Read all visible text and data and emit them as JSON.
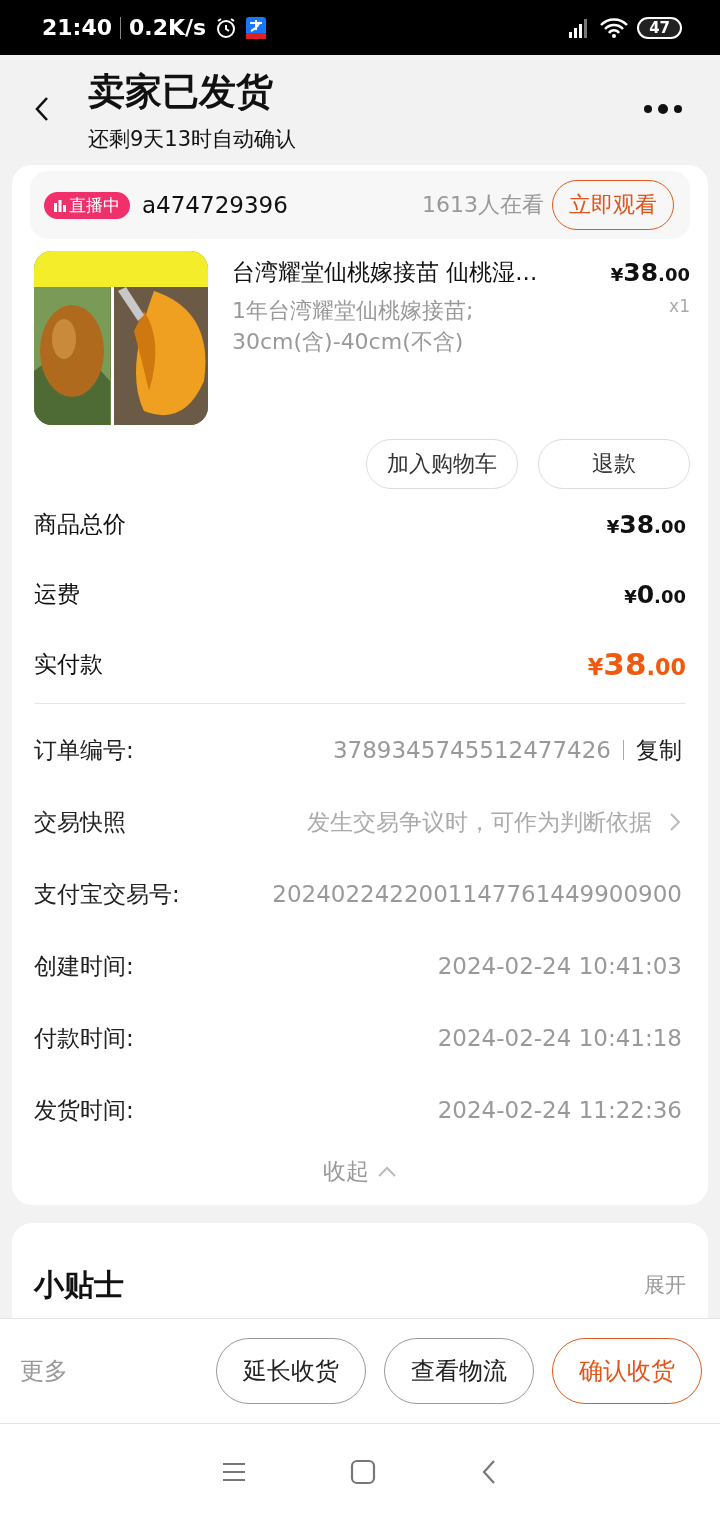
{
  "status_bar": {
    "time": "21:40",
    "speed": "0.2K/s",
    "battery": "47"
  },
  "header": {
    "title": "卖家已发货",
    "subtitle": "还剩9天13时自动确认"
  },
  "live": {
    "badge": "直播中",
    "name": "a474729396",
    "viewers": "1613人在看",
    "button": "立即观看"
  },
  "product": {
    "image": {
      "kind": "picture"
    },
    "title": "台湾耀堂仙桃嫁接苗 仙桃湿...",
    "price": "¥38.00",
    "quantity": "x1",
    "spec": "1年台湾耀堂仙桃嫁接苗;\n30cm(含)-40cm(不含)",
    "buttons": [
      "加入购物车",
      "退款"
    ]
  },
  "totals": [
    {
      "label": "商品总价",
      "value": "¥38.00",
      "kind": "normal"
    },
    {
      "label": "运费",
      "value": "¥0.00",
      "kind": "normal"
    },
    {
      "label": "实付款",
      "value": "¥38.00",
      "kind": "highlight"
    }
  ],
  "details": [
    {
      "label": "订单编号:",
      "value": "3789345745512477426",
      "kind": "copy",
      "action": "复制"
    },
    {
      "label": "交易快照",
      "value": "发生交易争议时，可作为判断依据",
      "kind": "link"
    },
    {
      "label": "支付宝交易号:",
      "value": "2024022422001147761449900900",
      "kind": "plain"
    },
    {
      "label": "创建时间:",
      "value": "2024-02-24 10:41:03",
      "kind": "plain"
    },
    {
      "label": "付款时间:",
      "value": "2024-02-24 10:41:18",
      "kind": "plain"
    },
    {
      "label": "发货时间:",
      "value": "2024-02-24 11:22:36",
      "kind": "plain"
    }
  ],
  "collapse": "收起",
  "tips": {
    "title": "小贴士",
    "toggle": "展开"
  },
  "bottom_bar": {
    "more": "更多",
    "buttons": [
      {
        "label": "延长收货",
        "kind": "normal"
      },
      {
        "label": "查看物流",
        "kind": "normal"
      },
      {
        "label": "确认收货",
        "kind": "primary"
      }
    ]
  }
}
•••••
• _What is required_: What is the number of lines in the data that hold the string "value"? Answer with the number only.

• _Response area_: 9